**Task directions**
Retype the entries exactly; omit all pictures.

**Records excerpted from a collection**

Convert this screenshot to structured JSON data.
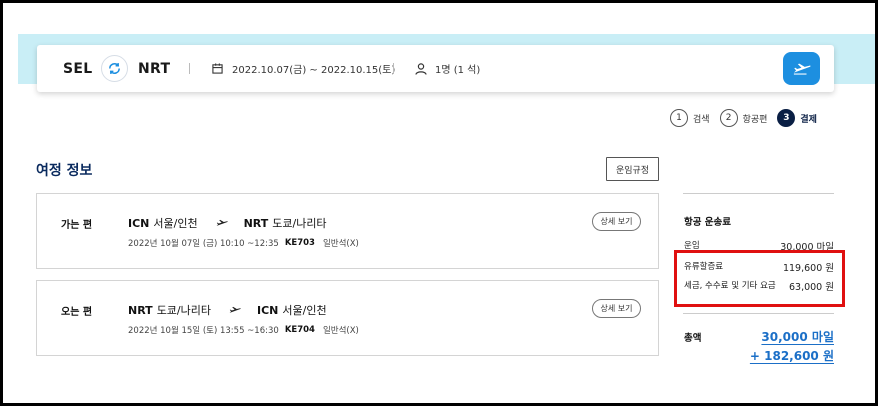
{
  "search": {
    "origin": "SEL",
    "destination": "NRT",
    "dates": "2022.10.07(금) ~ 2022.10.15(토)",
    "passengers": "1명 (1 석)"
  },
  "steps": [
    {
      "num": "1",
      "label": "검색",
      "active": false
    },
    {
      "num": "2",
      "label": "항공편",
      "active": false
    },
    {
      "num": "3",
      "label": "결제",
      "active": true
    }
  ],
  "itinerary": {
    "title": "여정 정보",
    "rules_button": "운임규정",
    "flights": [
      {
        "label": "가는 편",
        "from_code": "ICN",
        "from_city": "서울/인천",
        "to_code": "NRT",
        "to_city": "도쿄/나리타",
        "datetime": "2022년 10월 07일 (금) 10:10 ~12:35",
        "flight_no": "KE703",
        "cabin": "일반석(X)",
        "detail_button": "상세 보기"
      },
      {
        "label": "오는 편",
        "from_code": "NRT",
        "from_city": "도쿄/나리타",
        "to_code": "ICN",
        "to_city": "서울/인천",
        "datetime": "2022년 10월 15일 (토) 13:55 ~16:30",
        "flight_no": "KE704",
        "cabin": "일반석(X)",
        "detail_button": "상세 보기"
      }
    ]
  },
  "fare": {
    "title": "항공 운송료",
    "rows": [
      {
        "label": "운임",
        "value": "30,000 마일"
      },
      {
        "label": "유류할증료",
        "value": "119,600 원"
      },
      {
        "label": "세금, 수수료 및 기타 요금",
        "value": "63,000 원"
      }
    ],
    "total_label": "총액",
    "total_miles": "30,000 마일",
    "total_won": "+ 182,600 원"
  },
  "colors": {
    "brand_blue": "#1d8fe0",
    "navy": "#0a1f44",
    "total_blue": "#1b6fc7",
    "highlight_red": "#e01010",
    "hero_band": "#c9eef6"
  }
}
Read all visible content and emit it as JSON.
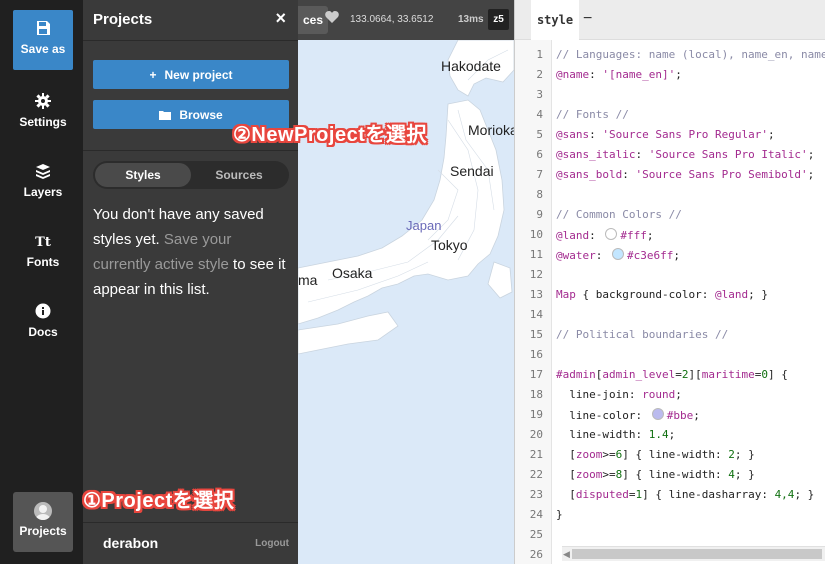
{
  "nav": {
    "save_label": "Save as",
    "settings_label": "Settings",
    "layers_label": "Layers",
    "fonts_label": "Fonts",
    "fonts_icon_text": "Tt",
    "docs_label": "Docs",
    "projects_label": "Projects"
  },
  "panel": {
    "title": "Projects",
    "close": "×",
    "new_project": "New project",
    "new_project_plus": "+",
    "browse": "Browse",
    "tabs": {
      "styles": "Styles",
      "sources": "Sources"
    },
    "empty_part1": "You don't have any saved styles yet. ",
    "empty_part2": "Save your currently active style",
    "empty_part3": " to see it appear in this list.",
    "user": "derabon",
    "logout": "Logout"
  },
  "map": {
    "chip": "ces",
    "coords": "133.0664, 33.6512",
    "render_time": "13ms",
    "zoom": "z5",
    "cities": {
      "hakodate": "Hakodate",
      "morioka": "Morioka",
      "sendai": "Sendai",
      "tokyo": "Tokyo",
      "osaka": "Osaka",
      "ma": "ma"
    },
    "country": "Japan",
    "colors": {
      "land": "#ffffff",
      "water": "#c3e6ff"
    }
  },
  "editor": {
    "tab": "style",
    "tab_minus": "−",
    "lines": {
      "l1": "// Languages: name (local), name_en, name_",
      "l2a": "@name",
      "l2b": ": ",
      "l2c": "'[name_en]'",
      "l2d": ";",
      "l4": "// Fonts //",
      "l5a": "@sans",
      "l5b": ": ",
      "l5c": "'Source Sans Pro Regular'",
      "l5d": ";",
      "l6a": "@sans_italic",
      "l6b": ": ",
      "l6c": "'Source Sans Pro Italic'",
      "l6d": ";",
      "l7a": "@sans_bold",
      "l7b": ": ",
      "l7c": "'Source Sans Pro Semibold'",
      "l7d": ";",
      "l9": "// Common Colors //",
      "l10a": "@land",
      "l10b": ": ",
      "l10c": "#fff",
      "l10d": ";",
      "l11a": "@water",
      "l11b": ": ",
      "l11c": "#c3e6ff",
      "l11d": ";",
      "l13a": "Map",
      "l13b": " { background-color: ",
      "l13c": "@land",
      "l13d": "; }",
      "l15": "// Political boundaries //",
      "l17a": "#admin",
      "l17b": "[",
      "l17c": "admin_level",
      "l17d": "=",
      "l17e": "2",
      "l17f": "][",
      "l17g": "maritime",
      "l17h": "=",
      "l17i": "0",
      "l17j": "] {",
      "l18a": "  line-join: ",
      "l18b": "round",
      "l18c": ";",
      "l19a": "  line-color: ",
      "l19b": "#bbe",
      "l19c": ";",
      "l20a": "  line-width: ",
      "l20b": "1.4",
      "l20c": ";",
      "l21a": "  [",
      "l21b": "zoom",
      "l21c": ">=",
      "l21d": "6",
      "l21e": "] { line-width: ",
      "l21f": "2",
      "l21g": "; }",
      "l22a": "  [",
      "l22b": "zoom",
      "l22c": ">=",
      "l22d": "8",
      "l22e": "] { line-width: ",
      "l22f": "4",
      "l22g": "; }",
      "l23a": "  [",
      "l23b": "disputed",
      "l23c": "=",
      "l23d": "1",
      "l23e": "] { line-dasharray: ",
      "l23f": "4,4",
      "l23g": "; }",
      "l24": "}"
    },
    "line_numbers": [
      "1",
      "2",
      "3",
      "4",
      "5",
      "6",
      "7",
      "8",
      "9",
      "10",
      "11",
      "12",
      "13",
      "14",
      "15",
      "16",
      "17",
      "18",
      "19",
      "20",
      "21",
      "22",
      "23",
      "24",
      "25",
      "26"
    ],
    "swatches": {
      "land": "#ffffff",
      "water": "#c3e6ff",
      "line": "#bbbbee"
    }
  },
  "annotations": {
    "step2": "②NewProjectを選択",
    "step1": "①Projectを選択",
    "color": "#e8463e"
  }
}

**Task output**
Convert this screenshot to structured JSON data.
{
  "search": {
    "origin": "SEL",
    "destination": "NRT",
    "dates": "2022.10.07(금) ~ 2022.10.15(토)",
    "passengers": "1명 (1 석)"
  },
  "steps": [
    {
      "num": "1",
      "label": "검색",
      "active": false
    },
    {
      "num": "2",
      "label": "항공편",
      "active": false
    },
    {
      "num": "3",
      "label": "결제",
      "active": true
    }
  ],
  "itinerary": {
    "title": "여정 정보",
    "rules_button": "운임규정",
    "flights": [
      {
        "label": "가는 편",
        "from_code": "ICN",
        "from_city": "서울/인천",
        "to_code": "NRT",
        "to_city": "도쿄/나리타",
        "datetime": "2022년 10월 07일 (금) 10:10 ~12:35",
        "flight_no": "KE703",
        "cabin": "일반석(X)",
        "detail_button": "상세 보기"
      },
      {
        "label": "오는 편",
        "from_code": "NRT",
        "from_city": "도쿄/나리타",
        "to_code": "ICN",
        "to_city": "서울/인천",
        "datetime": "2022년 10월 15일 (토) 13:55 ~16:30",
        "flight_no": "KE704",
        "cabin": "일반석(X)",
        "detail_button": "상세 보기"
      }
    ]
  },
  "fare": {
    "title": "항공 운송료",
    "rows": [
      {
        "label": "운임",
        "value": "30,000 마일"
      },
      {
        "label": "유류할증료",
        "value": "119,600 원"
      },
      {
        "label": "세금, 수수료 및 기타 요금",
        "value": "63,000 원"
      }
    ],
    "total_label": "총액",
    "total_miles": "30,000 마일",
    "total_won": "+ 182,600 원"
  },
  "colors": {
    "brand_blue": "#1d8fe0",
    "navy": "#0a1f44",
    "total_blue": "#1b6fc7",
    "highlight_red": "#e01010",
    "hero_band": "#c9eef6"
  }
}
Read all visible content and emit it as JSON.
{
  "nav": {
    "save_label": "Save as",
    "settings_label": "Settings",
    "layers_label": "Layers",
    "fonts_label": "Fonts",
    "fonts_icon_text": "Tt",
    "docs_label": "Docs",
    "projects_label": "Projects"
  },
  "panel": {
    "title": "Projects",
    "close": "×",
    "new_project": "New project",
    "new_project_plus": "+",
    "browse": "Browse",
    "tabs": {
      "styles": "Styles",
      "sources": "Sources"
    },
    "empty_part1": "You don't have any saved styles yet. ",
    "empty_part2": "Save your currently active style",
    "empty_part3": " to see it appear in this list.",
    "user": "derabon",
    "logout": "Logout"
  },
  "map": {
    "chip": "ces",
    "coords": "133.0664, 33.6512",
    "render_time": "13ms",
    "zoom": "z5",
    "cities": {
      "hakodate": "Hakodate",
      "morioka": "Morioka",
      "sendai": "Sendai",
      "tokyo": "Tokyo",
      "osaka": "Osaka",
      "ma": "ma"
    },
    "country": "Japan",
    "colors": {
      "land": "#ffffff",
      "water": "#c3e6ff"
    }
  },
  "editor": {
    "tab": "style",
    "tab_minus": "−",
    "lines": {
      "l1": "// Languages: name (local), name_en, name_",
      "l2a": "@name",
      "l2b": ": ",
      "l2c": "'[name_en]'",
      "l2d": ";",
      "l4": "// Fonts //",
      "l5a": "@sans",
      "l5b": ": ",
      "l5c": "'Source Sans Pro Regular'",
      "l5d": ";",
      "l6a": "@sans_italic",
      "l6b": ": ",
      "l6c": "'Source Sans Pro Italic'",
      "l6d": ";",
      "l7a": "@sans_bold",
      "l7b": ": ",
      "l7c": "'Source Sans Pro Semibold'",
      "l7d": ";",
      "l9": "// Common Colors //",
      "l10a": "@land",
      "l10b": ": ",
      "l10c": "#fff",
      "l10d": ";",
      "l11a": "@water",
      "l11b": ": ",
      "l11c": "#c3e6ff",
      "l11d": ";",
      "l13a": "Map",
      "l13b": " { background-color: ",
      "l13c": "@land",
      "l13d": "; }",
      "l15": "// Political boundaries //",
      "l17a": "#admin",
      "l17b": "[",
      "l17c": "admin_level",
      "l17d": "=",
      "l17e": "2",
      "l17f": "][",
      "l17g": "maritime",
      "l17h": "=",
      "l17i": "0",
      "l17j": "] {",
      "l18a": "  line-join: ",
      "l18b": "round",
      "l18c": ";",
      "l19a": "  line-color: ",
      "l19b": "#bbe",
      "l19c": ";",
      "l20a": "  line-width: ",
      "l20b": "1.4",
      "l20c": ";",
      "l21a": "  [",
      "l21b": "zoom",
      "l21c": ">=",
      "l21d": "6",
      "l21e": "] { line-width: ",
      "l21f": "2",
      "l21g": "; }",
      "l22a": "  [",
      "l22b": "zoom",
      "l22c": ">=",
      "l22d": "8",
      "l22e": "] { line-width: ",
      "l22f": "4",
      "l22g": "; }",
      "l23a": "  [",
      "l23b": "disputed",
      "l23c": "=",
      "l23d": "1",
      "l23e": "] { line-dasharray: ",
      "l23f": "4,4",
      "l23g": "; }",
      "l24": "}"
    },
    "line_numbers": [
      "1",
      "2",
      "3",
      "4",
      "5",
      "6",
      "7",
      "8",
      "9",
      "10",
      "11",
      "12",
      "13",
      "14",
      "15",
      "16",
      "17",
      "18",
      "19",
      "20",
      "21",
      "22",
      "23",
      "24",
      "25",
      "26"
    ],
    "swatches": {
      "land": "#ffffff",
      "water": "#c3e6ff",
      "line": "#bbbbee"
    }
  },
  "annotations": {
    "step2": "②NewProjectを選択",
    "step1": "①Projectを選択",
    "color": "#e8463e"
  }
}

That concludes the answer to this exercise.